What you need to do: Below are records; count the lines in them that hold "visible" and give only the count.

Given entries:
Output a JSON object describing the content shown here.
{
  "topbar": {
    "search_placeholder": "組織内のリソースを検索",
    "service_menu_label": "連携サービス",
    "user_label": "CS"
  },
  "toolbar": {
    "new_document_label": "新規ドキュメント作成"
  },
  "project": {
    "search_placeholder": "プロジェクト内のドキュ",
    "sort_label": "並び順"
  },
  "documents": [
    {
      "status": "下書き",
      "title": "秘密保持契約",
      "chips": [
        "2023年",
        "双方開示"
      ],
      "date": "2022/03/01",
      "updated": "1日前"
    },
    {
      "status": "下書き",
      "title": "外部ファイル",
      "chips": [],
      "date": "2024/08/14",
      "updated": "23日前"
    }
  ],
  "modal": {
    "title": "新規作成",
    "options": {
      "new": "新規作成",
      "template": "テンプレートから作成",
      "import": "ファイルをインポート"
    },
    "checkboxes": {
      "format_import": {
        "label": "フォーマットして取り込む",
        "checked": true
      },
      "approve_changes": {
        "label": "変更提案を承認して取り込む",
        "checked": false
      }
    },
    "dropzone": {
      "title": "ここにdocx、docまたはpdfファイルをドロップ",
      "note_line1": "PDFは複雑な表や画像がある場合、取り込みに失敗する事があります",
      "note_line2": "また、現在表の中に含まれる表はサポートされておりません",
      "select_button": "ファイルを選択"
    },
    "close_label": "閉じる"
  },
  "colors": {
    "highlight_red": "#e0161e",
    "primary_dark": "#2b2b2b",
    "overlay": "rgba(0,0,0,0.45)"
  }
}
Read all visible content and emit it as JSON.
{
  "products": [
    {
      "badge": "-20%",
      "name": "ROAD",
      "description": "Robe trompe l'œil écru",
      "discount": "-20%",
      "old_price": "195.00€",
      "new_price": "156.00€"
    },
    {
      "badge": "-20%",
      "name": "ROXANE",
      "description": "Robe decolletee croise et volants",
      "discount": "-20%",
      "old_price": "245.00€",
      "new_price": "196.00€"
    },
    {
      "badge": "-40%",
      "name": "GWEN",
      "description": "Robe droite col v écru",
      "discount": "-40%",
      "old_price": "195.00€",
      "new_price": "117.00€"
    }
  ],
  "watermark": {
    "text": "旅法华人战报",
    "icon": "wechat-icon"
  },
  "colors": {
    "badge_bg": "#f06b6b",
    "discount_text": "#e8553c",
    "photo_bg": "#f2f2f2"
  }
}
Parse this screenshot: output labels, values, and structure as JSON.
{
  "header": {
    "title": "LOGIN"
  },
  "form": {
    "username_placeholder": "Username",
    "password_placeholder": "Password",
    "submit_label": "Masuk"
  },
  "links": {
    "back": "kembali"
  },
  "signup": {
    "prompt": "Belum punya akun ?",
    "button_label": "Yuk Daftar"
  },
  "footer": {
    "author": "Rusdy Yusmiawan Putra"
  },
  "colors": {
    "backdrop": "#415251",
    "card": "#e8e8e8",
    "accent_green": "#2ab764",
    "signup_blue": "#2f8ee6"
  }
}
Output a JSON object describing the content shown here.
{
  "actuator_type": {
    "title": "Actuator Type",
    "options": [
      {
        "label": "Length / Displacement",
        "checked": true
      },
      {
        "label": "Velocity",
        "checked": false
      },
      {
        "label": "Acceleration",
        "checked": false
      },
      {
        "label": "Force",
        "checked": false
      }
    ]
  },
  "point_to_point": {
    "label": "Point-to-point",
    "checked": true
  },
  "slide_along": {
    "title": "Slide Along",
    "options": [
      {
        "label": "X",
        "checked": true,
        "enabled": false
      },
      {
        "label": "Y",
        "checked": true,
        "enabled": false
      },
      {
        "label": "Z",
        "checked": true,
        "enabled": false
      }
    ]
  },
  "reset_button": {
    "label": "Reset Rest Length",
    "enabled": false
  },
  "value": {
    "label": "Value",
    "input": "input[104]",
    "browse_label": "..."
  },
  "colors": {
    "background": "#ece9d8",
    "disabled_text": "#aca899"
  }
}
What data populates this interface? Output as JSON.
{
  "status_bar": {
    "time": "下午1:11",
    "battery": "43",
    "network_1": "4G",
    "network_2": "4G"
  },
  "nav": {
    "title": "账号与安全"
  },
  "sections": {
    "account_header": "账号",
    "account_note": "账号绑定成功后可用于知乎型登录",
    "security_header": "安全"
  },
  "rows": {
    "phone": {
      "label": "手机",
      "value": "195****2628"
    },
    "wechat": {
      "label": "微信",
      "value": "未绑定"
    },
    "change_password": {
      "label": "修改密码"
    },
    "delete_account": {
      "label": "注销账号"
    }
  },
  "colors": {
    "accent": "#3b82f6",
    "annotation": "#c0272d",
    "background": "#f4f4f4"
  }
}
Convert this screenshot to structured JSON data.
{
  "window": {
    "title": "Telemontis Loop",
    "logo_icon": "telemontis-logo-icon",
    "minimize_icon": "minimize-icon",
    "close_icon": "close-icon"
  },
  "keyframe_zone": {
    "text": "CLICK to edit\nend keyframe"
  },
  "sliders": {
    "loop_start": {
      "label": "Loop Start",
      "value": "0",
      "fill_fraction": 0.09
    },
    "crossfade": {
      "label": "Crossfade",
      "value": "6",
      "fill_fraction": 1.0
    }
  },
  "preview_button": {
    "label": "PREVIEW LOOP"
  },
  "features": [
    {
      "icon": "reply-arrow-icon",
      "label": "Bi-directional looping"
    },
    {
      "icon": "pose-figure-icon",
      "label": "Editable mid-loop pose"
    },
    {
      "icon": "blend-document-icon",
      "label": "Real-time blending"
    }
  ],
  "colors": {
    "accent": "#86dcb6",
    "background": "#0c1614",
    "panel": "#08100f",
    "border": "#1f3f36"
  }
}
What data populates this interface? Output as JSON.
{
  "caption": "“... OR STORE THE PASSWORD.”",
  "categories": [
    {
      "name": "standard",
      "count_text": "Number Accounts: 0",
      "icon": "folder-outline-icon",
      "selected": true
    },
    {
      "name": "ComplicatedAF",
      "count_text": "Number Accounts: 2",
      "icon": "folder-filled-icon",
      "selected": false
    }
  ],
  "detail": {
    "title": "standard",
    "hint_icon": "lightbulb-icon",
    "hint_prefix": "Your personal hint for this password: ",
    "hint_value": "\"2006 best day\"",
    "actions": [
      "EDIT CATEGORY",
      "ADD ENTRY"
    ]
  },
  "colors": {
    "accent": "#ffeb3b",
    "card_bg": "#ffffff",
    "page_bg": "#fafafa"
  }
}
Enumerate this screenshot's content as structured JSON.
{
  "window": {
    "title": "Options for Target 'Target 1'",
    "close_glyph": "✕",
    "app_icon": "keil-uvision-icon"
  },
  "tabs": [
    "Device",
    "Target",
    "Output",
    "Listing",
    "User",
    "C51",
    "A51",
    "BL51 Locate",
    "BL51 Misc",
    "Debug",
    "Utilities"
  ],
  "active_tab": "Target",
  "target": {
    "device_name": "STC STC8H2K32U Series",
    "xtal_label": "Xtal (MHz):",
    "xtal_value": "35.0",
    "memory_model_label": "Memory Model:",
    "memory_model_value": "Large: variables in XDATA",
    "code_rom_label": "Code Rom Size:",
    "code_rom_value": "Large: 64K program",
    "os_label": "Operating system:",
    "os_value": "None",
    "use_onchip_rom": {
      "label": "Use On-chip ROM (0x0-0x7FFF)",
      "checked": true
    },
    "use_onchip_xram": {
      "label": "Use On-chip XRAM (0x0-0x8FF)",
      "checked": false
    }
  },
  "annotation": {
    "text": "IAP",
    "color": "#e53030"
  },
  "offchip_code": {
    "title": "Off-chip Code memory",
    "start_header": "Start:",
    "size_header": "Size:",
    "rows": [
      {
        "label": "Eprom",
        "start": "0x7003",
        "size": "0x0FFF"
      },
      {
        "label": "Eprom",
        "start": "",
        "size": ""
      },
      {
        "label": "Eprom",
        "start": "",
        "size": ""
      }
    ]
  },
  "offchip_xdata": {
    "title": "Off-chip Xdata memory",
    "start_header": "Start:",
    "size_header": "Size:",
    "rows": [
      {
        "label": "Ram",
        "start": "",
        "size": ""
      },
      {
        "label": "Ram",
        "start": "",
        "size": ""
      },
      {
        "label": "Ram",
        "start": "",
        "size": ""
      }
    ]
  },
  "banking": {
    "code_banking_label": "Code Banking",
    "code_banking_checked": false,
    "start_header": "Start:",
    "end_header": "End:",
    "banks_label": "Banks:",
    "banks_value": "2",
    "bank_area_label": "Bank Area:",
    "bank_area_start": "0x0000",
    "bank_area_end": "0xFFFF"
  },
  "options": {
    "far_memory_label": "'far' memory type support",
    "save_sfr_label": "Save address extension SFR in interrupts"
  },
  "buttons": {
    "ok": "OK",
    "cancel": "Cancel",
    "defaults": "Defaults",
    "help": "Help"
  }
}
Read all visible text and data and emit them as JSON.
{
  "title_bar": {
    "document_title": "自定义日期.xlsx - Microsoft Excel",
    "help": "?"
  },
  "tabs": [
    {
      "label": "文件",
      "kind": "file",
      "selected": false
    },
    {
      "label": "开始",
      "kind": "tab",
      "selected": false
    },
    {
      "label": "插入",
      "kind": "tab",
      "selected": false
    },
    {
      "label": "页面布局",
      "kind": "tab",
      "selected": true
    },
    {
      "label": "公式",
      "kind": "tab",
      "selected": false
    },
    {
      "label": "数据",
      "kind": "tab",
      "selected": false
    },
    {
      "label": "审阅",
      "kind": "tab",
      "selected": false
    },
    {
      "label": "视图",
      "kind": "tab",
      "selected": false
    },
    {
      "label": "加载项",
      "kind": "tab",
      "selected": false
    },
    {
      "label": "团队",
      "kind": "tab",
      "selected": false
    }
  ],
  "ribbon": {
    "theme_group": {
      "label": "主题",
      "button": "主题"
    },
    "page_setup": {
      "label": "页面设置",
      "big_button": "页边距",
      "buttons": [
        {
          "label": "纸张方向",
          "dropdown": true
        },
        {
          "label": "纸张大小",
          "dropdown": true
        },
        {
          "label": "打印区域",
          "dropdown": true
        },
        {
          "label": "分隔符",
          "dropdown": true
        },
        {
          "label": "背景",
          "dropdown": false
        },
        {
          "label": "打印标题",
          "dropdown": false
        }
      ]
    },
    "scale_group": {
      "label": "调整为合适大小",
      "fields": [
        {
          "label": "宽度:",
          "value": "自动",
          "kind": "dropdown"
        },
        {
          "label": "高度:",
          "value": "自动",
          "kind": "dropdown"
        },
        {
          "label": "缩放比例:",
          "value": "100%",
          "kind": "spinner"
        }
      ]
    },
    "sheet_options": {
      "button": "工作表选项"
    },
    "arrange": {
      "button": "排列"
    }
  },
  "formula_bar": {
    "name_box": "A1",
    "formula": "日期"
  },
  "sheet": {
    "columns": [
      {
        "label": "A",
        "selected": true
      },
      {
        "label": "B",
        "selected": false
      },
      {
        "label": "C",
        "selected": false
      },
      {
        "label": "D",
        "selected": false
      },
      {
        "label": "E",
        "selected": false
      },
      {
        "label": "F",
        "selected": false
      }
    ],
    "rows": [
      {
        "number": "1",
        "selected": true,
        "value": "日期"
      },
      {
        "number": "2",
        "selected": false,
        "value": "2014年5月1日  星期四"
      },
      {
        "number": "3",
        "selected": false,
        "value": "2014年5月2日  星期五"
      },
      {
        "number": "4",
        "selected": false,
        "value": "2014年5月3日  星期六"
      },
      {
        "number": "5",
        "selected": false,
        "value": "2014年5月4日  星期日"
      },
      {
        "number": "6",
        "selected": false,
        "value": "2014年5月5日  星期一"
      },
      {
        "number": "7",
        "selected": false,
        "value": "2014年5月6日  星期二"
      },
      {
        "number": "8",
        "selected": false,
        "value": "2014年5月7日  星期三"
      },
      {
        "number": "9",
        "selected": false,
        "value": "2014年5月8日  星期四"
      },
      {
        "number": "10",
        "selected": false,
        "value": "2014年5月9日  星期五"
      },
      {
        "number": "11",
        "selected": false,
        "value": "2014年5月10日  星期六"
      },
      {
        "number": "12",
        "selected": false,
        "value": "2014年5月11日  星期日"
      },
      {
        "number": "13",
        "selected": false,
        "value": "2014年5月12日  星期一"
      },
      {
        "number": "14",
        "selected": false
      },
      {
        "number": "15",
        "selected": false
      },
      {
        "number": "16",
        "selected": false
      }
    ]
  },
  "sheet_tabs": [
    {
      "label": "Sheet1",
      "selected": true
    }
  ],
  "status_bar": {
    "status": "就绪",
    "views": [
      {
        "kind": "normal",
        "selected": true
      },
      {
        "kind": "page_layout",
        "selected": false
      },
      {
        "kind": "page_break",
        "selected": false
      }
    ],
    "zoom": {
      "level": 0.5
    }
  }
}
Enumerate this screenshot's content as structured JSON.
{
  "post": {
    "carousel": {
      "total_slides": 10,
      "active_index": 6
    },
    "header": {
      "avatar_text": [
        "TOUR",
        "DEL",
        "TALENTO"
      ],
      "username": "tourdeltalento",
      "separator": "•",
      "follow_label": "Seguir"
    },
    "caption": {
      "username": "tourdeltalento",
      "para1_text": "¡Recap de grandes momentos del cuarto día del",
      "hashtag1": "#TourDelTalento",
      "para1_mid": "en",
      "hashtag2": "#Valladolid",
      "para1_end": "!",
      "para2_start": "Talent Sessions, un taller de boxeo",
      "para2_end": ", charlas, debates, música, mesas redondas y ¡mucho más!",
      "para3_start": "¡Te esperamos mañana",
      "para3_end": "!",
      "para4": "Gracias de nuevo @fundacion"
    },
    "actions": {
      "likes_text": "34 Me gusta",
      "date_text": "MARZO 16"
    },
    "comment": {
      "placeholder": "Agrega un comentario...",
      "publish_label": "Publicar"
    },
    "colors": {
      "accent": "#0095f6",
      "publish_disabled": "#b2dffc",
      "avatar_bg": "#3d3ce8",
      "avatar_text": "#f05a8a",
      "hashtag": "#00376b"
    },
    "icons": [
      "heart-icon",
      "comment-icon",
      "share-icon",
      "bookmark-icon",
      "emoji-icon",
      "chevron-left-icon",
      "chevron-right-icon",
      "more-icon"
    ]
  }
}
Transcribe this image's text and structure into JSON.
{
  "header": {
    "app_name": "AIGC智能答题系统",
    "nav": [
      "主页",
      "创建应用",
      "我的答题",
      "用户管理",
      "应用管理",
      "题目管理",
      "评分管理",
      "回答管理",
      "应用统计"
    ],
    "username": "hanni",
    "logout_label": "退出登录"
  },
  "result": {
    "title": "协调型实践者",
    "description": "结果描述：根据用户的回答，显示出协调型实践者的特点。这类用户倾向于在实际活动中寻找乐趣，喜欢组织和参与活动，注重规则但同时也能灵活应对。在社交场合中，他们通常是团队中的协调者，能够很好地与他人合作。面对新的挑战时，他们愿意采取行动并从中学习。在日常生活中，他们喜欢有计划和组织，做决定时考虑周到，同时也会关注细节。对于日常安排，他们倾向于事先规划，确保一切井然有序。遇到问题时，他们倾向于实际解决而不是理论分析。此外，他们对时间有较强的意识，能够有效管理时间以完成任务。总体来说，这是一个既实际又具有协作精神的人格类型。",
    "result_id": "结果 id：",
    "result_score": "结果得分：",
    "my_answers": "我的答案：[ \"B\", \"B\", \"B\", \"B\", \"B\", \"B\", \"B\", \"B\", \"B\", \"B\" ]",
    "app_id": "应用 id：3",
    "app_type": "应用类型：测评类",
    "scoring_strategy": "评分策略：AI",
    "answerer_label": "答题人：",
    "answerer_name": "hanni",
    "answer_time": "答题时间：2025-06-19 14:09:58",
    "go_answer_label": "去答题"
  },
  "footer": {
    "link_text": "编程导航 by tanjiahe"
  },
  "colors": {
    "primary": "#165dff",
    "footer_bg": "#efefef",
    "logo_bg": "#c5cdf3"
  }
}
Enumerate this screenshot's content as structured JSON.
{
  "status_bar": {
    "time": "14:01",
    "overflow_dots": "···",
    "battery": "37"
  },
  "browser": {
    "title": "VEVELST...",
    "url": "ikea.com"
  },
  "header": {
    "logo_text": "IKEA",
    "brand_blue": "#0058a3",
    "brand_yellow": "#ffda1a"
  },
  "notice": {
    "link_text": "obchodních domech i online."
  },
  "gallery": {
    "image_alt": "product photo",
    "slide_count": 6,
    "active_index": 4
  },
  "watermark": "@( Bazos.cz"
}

Solution to the exercise: 2